Finding one’s true self after 50 years!

Jon, quite naturally, started into understanding my past experiences. Right back to that fateful day in 1956 when my father died.  And, guess what!

Unbeknownst to me, the lack of time to adjust to my father’s cancer, his sudden death, being unable to ‘say goodbye‘; all had been emotionally interpreted as acute and profound emotional rejection.  Buried deep within me with both strong positive and negative emotional consequences.  Negatively, making me very vulnerable to emotional rejection; positively, causing me to strive for outward success in so many ways.  Those sessions with Jon brought it all to the surface bringing with it deep and peaceful calm.

Yet, the true implications of finding myself were still to come.

In the Summer of 2007, I took up Dan’s offer to ‘get my arse to Southern California!‘  I had a fabulous time with Dan and his dear wife, Cynthia.  It also included a visit to Dan’s sister, Suzann, and her husband, Don, in their home in Los Osos, California.  Su fussed over me restoring my sense of self-worth as Dan and Cynthia had been doing.

One morning over breakfast Suzann said, “Hey Paul, what are you doing for Christmas?

I replied, “Oh, give me a break, Suzann, it’s the middle of June.  Long time before I have to think about dealing with Christmas!

Su then made the offer that was to change my life irrevocably.  “Don and I have a house down in San Carlos, Mexico where we shall be at Christmas.  Why don’t you come and have Christmas with us in Mexico?

And I did.  And it was in San Carlos, Mexico that I met Jean.  Suzann and Jean were great buddies. Jean had been living there since she and her late husband, Ben, had moved there many years ago.  Ben, an American, and Jean had been married for 26 years with Ben, sadly, having died in 2005.

Jean and I spent hundreds of hours chatting and getting to know each other, including the fact that she and I had both been born Londoners within 23 miles of each other.  Jean had been rescuing Mexican feral dogs for years and there were 14 dogs in her house in San Carlos.  So many of those dogs loved me from the start.  It seemed like the most beautiful Christmas I could have wished for.  In such stark contrast to just a year ago.

Mexican sunset! San Carlos, 2nd January, 2008.
Mexican sunset! San Carlos, 2nd January, 2008.

In September, 2008 after selling the house in Devon, I moved out to San Carlos, Mexico.  Just me and Pharaoh who had been such a devoted friend, companion and confidant over the previous months.

In 2010, we moved to Payson in Arizona, some 80 miles NE of Phoenix. On November 20th, 2010 Jean and I were married.

The marriage of Jean and Paul wonderfully supported by Diane, maid of honour, and best man, Dan Gomez.
The marriage of Jean and Paul wonderfully supported by Diane, maid of honour, and best man, Dan Gomez.

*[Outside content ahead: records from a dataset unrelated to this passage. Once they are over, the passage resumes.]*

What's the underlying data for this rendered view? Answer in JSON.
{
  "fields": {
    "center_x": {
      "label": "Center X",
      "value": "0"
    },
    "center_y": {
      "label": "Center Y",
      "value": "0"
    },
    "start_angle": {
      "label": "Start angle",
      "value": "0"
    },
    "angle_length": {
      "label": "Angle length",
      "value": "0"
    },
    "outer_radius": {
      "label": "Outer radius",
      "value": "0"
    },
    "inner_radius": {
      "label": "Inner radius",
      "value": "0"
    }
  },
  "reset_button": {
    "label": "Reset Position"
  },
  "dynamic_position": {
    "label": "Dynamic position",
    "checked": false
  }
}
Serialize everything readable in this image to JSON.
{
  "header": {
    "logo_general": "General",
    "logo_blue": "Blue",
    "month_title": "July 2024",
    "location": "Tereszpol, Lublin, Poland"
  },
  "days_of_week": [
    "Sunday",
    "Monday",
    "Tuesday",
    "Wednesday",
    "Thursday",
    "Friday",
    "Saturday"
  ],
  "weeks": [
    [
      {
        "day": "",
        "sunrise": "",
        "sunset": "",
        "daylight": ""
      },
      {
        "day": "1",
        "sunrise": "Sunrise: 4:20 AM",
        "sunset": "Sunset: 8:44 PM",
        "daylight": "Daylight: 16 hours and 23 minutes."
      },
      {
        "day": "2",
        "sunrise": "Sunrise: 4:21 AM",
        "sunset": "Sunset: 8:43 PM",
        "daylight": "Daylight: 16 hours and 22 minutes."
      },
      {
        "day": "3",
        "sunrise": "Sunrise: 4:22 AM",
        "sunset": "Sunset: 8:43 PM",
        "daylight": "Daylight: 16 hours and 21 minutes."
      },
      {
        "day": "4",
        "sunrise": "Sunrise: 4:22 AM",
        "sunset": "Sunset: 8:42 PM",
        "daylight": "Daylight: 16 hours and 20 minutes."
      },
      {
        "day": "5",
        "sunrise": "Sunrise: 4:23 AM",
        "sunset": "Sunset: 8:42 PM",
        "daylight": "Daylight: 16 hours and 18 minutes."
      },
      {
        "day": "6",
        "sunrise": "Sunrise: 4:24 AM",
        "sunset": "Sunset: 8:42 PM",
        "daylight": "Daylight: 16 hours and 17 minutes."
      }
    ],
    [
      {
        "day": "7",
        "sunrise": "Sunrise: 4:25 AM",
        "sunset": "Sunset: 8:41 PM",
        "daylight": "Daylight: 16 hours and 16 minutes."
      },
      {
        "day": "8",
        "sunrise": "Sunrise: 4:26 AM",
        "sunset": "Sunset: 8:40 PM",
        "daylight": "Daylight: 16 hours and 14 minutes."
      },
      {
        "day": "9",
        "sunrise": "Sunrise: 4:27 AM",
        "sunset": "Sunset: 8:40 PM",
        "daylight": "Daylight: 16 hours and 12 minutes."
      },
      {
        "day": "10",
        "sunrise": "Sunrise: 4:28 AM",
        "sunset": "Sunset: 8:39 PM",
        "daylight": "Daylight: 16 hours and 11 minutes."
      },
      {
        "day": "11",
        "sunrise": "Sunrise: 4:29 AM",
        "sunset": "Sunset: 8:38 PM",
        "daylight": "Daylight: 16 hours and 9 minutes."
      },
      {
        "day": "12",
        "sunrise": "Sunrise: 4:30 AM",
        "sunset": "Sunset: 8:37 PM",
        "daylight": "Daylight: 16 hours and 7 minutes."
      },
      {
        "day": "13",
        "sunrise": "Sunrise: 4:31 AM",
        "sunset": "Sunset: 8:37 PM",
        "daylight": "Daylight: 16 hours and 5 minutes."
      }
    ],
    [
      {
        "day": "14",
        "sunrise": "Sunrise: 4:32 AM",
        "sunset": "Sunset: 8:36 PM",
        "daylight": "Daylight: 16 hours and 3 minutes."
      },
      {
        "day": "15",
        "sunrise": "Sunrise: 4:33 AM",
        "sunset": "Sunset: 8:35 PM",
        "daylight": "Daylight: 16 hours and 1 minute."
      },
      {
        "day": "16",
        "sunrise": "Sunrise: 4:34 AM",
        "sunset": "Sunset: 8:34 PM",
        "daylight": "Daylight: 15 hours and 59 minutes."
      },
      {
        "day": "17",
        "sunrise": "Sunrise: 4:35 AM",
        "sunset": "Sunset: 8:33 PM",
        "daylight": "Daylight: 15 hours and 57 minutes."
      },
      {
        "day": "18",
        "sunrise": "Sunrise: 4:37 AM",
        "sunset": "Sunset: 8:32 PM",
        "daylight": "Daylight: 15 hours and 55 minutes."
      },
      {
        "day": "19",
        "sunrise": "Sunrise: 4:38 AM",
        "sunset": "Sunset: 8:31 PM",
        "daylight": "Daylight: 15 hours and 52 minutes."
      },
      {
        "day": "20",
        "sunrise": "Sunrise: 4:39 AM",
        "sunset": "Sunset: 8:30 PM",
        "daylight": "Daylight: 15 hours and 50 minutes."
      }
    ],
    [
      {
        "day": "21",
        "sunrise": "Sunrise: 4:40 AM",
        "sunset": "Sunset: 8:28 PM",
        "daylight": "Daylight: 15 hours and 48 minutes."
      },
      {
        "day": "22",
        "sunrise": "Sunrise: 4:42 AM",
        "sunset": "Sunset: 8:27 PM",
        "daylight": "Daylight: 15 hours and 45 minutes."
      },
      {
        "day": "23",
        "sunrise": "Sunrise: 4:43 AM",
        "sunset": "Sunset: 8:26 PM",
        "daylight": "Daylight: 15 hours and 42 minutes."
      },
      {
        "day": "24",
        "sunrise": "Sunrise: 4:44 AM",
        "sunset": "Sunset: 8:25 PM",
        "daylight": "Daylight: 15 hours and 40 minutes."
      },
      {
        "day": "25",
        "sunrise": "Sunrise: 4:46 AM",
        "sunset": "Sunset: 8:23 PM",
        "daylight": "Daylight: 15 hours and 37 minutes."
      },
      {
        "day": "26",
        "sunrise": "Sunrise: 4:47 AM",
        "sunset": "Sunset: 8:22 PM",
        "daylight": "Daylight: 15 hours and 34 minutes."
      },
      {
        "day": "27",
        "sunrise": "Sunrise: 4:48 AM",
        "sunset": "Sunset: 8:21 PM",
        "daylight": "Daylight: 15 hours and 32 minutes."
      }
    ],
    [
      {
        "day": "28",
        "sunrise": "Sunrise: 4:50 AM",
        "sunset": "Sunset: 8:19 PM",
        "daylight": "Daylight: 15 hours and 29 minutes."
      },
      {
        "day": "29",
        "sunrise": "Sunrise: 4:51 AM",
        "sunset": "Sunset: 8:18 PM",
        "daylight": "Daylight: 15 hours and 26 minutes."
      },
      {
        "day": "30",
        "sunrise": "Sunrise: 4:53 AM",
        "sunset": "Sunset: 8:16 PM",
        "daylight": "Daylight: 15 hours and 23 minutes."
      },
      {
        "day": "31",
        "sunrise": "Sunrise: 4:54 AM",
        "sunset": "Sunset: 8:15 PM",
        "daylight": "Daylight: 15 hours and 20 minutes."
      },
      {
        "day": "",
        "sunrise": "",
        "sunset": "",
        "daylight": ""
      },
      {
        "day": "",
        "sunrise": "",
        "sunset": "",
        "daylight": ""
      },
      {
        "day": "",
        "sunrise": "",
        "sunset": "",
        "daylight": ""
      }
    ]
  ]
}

Releasing the Fergus in me and all of us.

What Peter Bloch wrote yesterday was so true.  A dog can only be a happy, fulfilled dog, if allowed to be the true dog that is in him or her.  Despite the fact that humans are primates and dogs are canids like wolves, coyotes, and foxes, it still holds as true for us humans as it did for Fergus.

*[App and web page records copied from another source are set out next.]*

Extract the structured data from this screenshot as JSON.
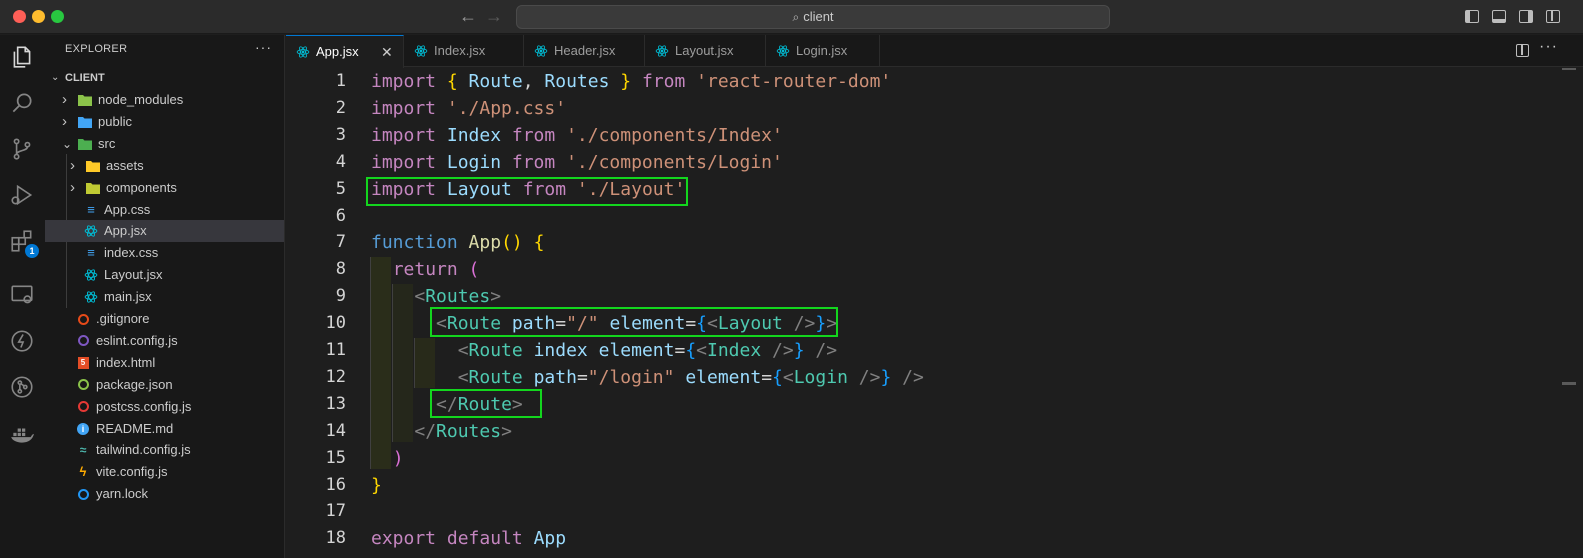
{
  "window": {
    "search_text": "client",
    "nav_back_icon": "arrow-left-icon",
    "nav_forward_icon": "arrow-right-icon"
  },
  "activity_bar": {
    "items": [
      {
        "icon": "files-icon",
        "name": "Explorer"
      },
      {
        "icon": "search-icon",
        "name": "Search"
      },
      {
        "icon": "source-control-icon",
        "name": "Source Control"
      },
      {
        "icon": "run-debug-icon",
        "name": "Run and Debug"
      },
      {
        "icon": "extensions-icon",
        "name": "Extensions",
        "badge": "1"
      },
      {
        "icon": "remote-explorer-icon",
        "name": "Remote Explorer"
      },
      {
        "icon": "lightning-icon",
        "name": "Thunder"
      },
      {
        "icon": "git-graph-icon",
        "name": "Git"
      },
      {
        "icon": "docker-icon",
        "name": "Docker"
      }
    ]
  },
  "sidebar": {
    "title": "EXPLORER",
    "more": "···",
    "root": "CLIENT",
    "tree": [
      {
        "label": "node_modules",
        "type": "folder",
        "icon": "node-folder-icon",
        "color": "#8bc34a"
      },
      {
        "label": "public",
        "type": "folder",
        "icon": "public-folder-icon",
        "color": "#42a5f5"
      },
      {
        "label": "src",
        "type": "folder-open",
        "icon": "src-folder-icon",
        "color": "#4caf50"
      },
      {
        "label": "assets",
        "type": "folder",
        "icon": "assets-folder-icon",
        "color": "#ffca28"
      },
      {
        "label": "components",
        "type": "folder",
        "icon": "components-folder-icon",
        "color": "#c0ca33"
      },
      {
        "label": "App.css",
        "type": "file",
        "icon": "css-file-icon",
        "color": "#42a5f5"
      },
      {
        "label": "App.jsx",
        "type": "file",
        "icon": "react-file-icon",
        "color": "#00bcd4",
        "selected": true
      },
      {
        "label": "index.css",
        "type": "file",
        "icon": "css-file-icon",
        "color": "#42a5f5"
      },
      {
        "label": "Layout.jsx",
        "type": "file",
        "icon": "react-file-icon",
        "color": "#00bcd4"
      },
      {
        "label": "main.jsx",
        "type": "file",
        "icon": "react-file-icon",
        "color": "#00bcd4"
      },
      {
        "label": ".gitignore",
        "type": "file",
        "icon": "git-file-icon",
        "color": "#e64a19"
      },
      {
        "label": "eslint.config.js",
        "type": "file",
        "icon": "eslint-file-icon",
        "color": "#7e57c2"
      },
      {
        "label": "index.html",
        "type": "file",
        "icon": "html-file-icon",
        "color": "#e44d26"
      },
      {
        "label": "package.json",
        "type": "file",
        "icon": "nodejs-file-icon",
        "color": "#8bc34a"
      },
      {
        "label": "postcss.config.js",
        "type": "file",
        "icon": "postcss-file-icon",
        "color": "#e53935"
      },
      {
        "label": "README.md",
        "type": "file",
        "icon": "info-file-icon",
        "color": "#42a5f5"
      },
      {
        "label": "tailwind.config.js",
        "type": "file",
        "icon": "tailwind-file-icon",
        "color": "#4db6ac"
      },
      {
        "label": "vite.config.js",
        "type": "file",
        "icon": "vite-file-icon",
        "color": "#ffab00"
      },
      {
        "label": "yarn.lock",
        "type": "file",
        "icon": "yarn-file-icon",
        "color": "#2196f3"
      }
    ]
  },
  "tabs": [
    {
      "label": "App.jsx",
      "active": true,
      "close": "✕"
    },
    {
      "label": "Index.jsx",
      "active": false
    },
    {
      "label": "Header.jsx",
      "active": false
    },
    {
      "label": "Layout.jsx",
      "active": false
    },
    {
      "label": "Login.jsx",
      "active": false
    }
  ],
  "editor": {
    "lines": [
      {
        "n": "1",
        "tokens": [
          [
            "kw",
            "import "
          ],
          [
            "br1",
            "{ "
          ],
          [
            "id",
            "Route"
          ],
          [
            "plain",
            ", "
          ],
          [
            "id",
            "Routes"
          ],
          [
            "br1",
            " }"
          ],
          [
            "kw",
            " from "
          ],
          [
            "str",
            "'react-router-dom'"
          ]
        ]
      },
      {
        "n": "2",
        "tokens": [
          [
            "kw",
            "import "
          ],
          [
            "str",
            "'./App.css'"
          ]
        ]
      },
      {
        "n": "3",
        "tokens": [
          [
            "kw",
            "import "
          ],
          [
            "id",
            "Index"
          ],
          [
            "kw",
            " from "
          ],
          [
            "str",
            "'./components/Index'"
          ]
        ]
      },
      {
        "n": "4",
        "tokens": [
          [
            "kw",
            "import "
          ],
          [
            "id",
            "Login"
          ],
          [
            "kw",
            " from "
          ],
          [
            "str",
            "'./components/Login'"
          ]
        ]
      },
      {
        "n": "5",
        "tokens": [
          [
            "kw",
            "import "
          ],
          [
            "id",
            "Layout"
          ],
          [
            "kw",
            " from "
          ],
          [
            "str",
            "'./Layout'"
          ]
        ]
      },
      {
        "n": "6",
        "tokens": []
      },
      {
        "n": "7",
        "tokens": [
          [
            "kw2",
            "function "
          ],
          [
            "fn",
            "App"
          ],
          [
            "br1",
            "() {"
          ]
        ]
      },
      {
        "n": "8",
        "tokens": [
          [
            "plain",
            "  "
          ],
          [
            "kw",
            "return "
          ],
          [
            "br2",
            "("
          ]
        ]
      },
      {
        "n": "9",
        "tokens": [
          [
            "plain",
            "    "
          ],
          [
            "tagp",
            "<"
          ],
          [
            "tag",
            "Routes"
          ],
          [
            "tagp",
            ">"
          ]
        ]
      },
      {
        "n": "10",
        "tokens": [
          [
            "plain",
            "      "
          ],
          [
            "tagp",
            "<"
          ],
          [
            "tag",
            "Route "
          ],
          [
            "attr",
            "path"
          ],
          [
            "plain",
            "="
          ],
          [
            "str",
            "\"/\""
          ],
          [
            "plain",
            " "
          ],
          [
            "attr",
            "element"
          ],
          [
            "plain",
            "="
          ],
          [
            "br3",
            "{"
          ],
          [
            "tagp",
            "<"
          ],
          [
            "tag",
            "Layout "
          ],
          [
            "tagp",
            "/>"
          ],
          [
            "br3",
            "}"
          ],
          [
            "tagp",
            ">"
          ]
        ]
      },
      {
        "n": "11",
        "tokens": [
          [
            "plain",
            "        "
          ],
          [
            "tagp",
            "<"
          ],
          [
            "tag",
            "Route "
          ],
          [
            "attr",
            "index "
          ],
          [
            "attr",
            "element"
          ],
          [
            "plain",
            "="
          ],
          [
            "br3",
            "{"
          ],
          [
            "tagp",
            "<"
          ],
          [
            "tag",
            "Index "
          ],
          [
            "tagp",
            "/>"
          ],
          [
            "br3",
            "}"
          ],
          [
            "plain",
            " "
          ],
          [
            "tagp",
            "/>"
          ]
        ]
      },
      {
        "n": "12",
        "tokens": [
          [
            "plain",
            "        "
          ],
          [
            "tagp",
            "<"
          ],
          [
            "tag",
            "Route "
          ],
          [
            "attr",
            "path"
          ],
          [
            "plain",
            "="
          ],
          [
            "str",
            "\"/login\""
          ],
          [
            "plain",
            " "
          ],
          [
            "attr",
            "element"
          ],
          [
            "plain",
            "="
          ],
          [
            "br3",
            "{"
          ],
          [
            "tagp",
            "<"
          ],
          [
            "tag",
            "Login "
          ],
          [
            "tagp",
            "/>"
          ],
          [
            "br3",
            "}"
          ],
          [
            "plain",
            " "
          ],
          [
            "tagp",
            "/>"
          ]
        ]
      },
      {
        "n": "13",
        "tokens": [
          [
            "plain",
            "      "
          ],
          [
            "tagp",
            "</"
          ],
          [
            "tag",
            "Route"
          ],
          [
            "tagp",
            ">"
          ]
        ]
      },
      {
        "n": "14",
        "tokens": [
          [
            "plain",
            "    "
          ],
          [
            "tagp",
            "</"
          ],
          [
            "tag",
            "Routes"
          ],
          [
            "tagp",
            ">"
          ]
        ]
      },
      {
        "n": "15",
        "tokens": [
          [
            "plain",
            "  "
          ],
          [
            "br2",
            ")"
          ]
        ]
      },
      {
        "n": "16",
        "tokens": [
          [
            "br1",
            "}"
          ]
        ]
      },
      {
        "n": "17",
        "tokens": []
      },
      {
        "n": "18",
        "tokens": [
          [
            "kw",
            "export "
          ],
          [
            "kw",
            "default "
          ],
          [
            "id",
            "App"
          ]
        ]
      }
    ],
    "highlight_color": "#13d61e"
  }
}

We can only be happy, to put it in the words of Fergus, “happy, energised, purposeful and fulfilled in every way.” if we are given the freedom to be our self.

So if you find that you, like Fergus, suffer from digestive problems, possibly have skin disorders and sometimes behave a little strangely take note – you need to find your healer!



Back in 2008 when Jon Lavin was working with me, I would take Pharaoh and he would lay on the floor behind my seat.  On one occasion Jon was talking about the findings of Dr. David Hawkins and his Scale of Consciousness; from falsehood to truthfulness. (See here and here for more details.)

Anyway that fateful day, Jon mentioned that Dr. Hawkins had measured dogs as being integrous animals.  That notion stayed with me and later I registered the domain name learningfromdogs (dot) com leading to – yes, you guessed it – this blog.  Funny old world.